### YOUR OBJECTIVE
Determine how many lines of the records include "getURLStreamHandler", and answer with the number alone.

****************************************

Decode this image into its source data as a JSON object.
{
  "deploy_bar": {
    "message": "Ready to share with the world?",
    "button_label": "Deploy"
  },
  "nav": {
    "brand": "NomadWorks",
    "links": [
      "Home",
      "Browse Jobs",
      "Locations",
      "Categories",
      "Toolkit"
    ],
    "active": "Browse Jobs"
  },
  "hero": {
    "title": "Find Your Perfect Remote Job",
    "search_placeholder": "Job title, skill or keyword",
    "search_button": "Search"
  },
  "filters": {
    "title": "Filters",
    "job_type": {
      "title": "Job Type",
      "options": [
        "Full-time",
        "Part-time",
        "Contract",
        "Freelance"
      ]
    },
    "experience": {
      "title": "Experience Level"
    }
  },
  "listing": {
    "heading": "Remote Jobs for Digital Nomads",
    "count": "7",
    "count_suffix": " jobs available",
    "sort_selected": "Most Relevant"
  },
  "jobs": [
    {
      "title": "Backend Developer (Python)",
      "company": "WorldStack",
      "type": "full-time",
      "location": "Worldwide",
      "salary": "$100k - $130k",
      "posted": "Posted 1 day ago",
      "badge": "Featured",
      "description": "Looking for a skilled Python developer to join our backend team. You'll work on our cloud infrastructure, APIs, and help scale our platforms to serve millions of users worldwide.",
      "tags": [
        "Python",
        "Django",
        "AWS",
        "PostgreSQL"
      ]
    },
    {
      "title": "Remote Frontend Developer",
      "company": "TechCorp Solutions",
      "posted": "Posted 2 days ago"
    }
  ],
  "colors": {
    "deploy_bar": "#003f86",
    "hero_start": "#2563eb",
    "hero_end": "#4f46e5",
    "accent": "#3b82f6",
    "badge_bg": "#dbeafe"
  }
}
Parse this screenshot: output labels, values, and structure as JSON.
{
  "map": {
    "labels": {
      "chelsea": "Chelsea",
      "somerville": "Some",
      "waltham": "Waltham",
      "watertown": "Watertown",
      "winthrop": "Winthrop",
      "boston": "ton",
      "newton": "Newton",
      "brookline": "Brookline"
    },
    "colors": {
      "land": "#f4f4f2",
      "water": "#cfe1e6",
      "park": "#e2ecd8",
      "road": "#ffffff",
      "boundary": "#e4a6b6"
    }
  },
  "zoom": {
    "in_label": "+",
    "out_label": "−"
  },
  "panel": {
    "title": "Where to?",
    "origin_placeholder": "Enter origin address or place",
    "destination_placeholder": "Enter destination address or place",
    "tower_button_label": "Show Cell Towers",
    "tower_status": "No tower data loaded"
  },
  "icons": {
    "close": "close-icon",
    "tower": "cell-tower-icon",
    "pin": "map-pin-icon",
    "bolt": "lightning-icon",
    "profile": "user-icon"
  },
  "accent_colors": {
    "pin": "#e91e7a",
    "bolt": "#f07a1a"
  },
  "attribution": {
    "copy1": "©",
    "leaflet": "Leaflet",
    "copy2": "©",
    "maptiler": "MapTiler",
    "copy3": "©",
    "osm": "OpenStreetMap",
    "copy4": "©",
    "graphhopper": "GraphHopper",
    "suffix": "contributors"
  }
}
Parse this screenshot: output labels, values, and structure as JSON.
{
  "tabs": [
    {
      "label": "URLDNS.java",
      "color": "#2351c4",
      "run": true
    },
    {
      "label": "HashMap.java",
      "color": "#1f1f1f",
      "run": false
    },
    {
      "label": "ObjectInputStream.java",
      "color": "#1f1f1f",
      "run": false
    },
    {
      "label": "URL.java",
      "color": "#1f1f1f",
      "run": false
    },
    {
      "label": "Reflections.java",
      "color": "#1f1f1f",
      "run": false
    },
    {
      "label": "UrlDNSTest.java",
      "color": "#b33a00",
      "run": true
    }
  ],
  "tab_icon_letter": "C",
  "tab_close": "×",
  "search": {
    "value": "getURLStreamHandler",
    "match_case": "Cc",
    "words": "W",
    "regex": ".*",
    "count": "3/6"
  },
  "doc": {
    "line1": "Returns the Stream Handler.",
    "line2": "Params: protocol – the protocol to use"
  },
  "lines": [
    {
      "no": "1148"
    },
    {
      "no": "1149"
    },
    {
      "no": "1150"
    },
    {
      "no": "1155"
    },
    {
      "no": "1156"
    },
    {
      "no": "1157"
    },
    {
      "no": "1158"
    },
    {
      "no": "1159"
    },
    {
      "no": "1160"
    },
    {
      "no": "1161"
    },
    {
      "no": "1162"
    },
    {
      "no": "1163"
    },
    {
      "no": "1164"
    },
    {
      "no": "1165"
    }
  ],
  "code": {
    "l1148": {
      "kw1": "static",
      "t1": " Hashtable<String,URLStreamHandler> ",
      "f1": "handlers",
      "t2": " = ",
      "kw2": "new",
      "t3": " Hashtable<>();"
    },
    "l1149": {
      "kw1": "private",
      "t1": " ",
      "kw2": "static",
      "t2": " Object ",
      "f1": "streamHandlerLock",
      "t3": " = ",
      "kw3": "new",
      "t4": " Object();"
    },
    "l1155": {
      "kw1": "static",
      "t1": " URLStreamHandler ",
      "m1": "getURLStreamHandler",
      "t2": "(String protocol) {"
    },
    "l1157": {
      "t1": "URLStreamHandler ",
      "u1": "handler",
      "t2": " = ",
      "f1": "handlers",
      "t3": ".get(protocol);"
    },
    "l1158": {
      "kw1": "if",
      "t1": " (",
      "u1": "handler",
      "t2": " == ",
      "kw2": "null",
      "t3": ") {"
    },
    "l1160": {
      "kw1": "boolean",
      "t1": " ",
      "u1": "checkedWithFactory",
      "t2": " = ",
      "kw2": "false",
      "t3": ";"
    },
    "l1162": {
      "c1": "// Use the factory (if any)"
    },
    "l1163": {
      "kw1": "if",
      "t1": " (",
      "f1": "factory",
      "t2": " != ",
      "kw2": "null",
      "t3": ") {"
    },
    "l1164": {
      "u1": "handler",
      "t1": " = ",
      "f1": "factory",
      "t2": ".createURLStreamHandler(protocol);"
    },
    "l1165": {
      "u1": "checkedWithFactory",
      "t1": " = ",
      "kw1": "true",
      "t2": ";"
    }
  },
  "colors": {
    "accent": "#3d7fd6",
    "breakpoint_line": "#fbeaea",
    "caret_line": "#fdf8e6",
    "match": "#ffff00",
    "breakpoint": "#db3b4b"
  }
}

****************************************

### TASK RESPONSE
2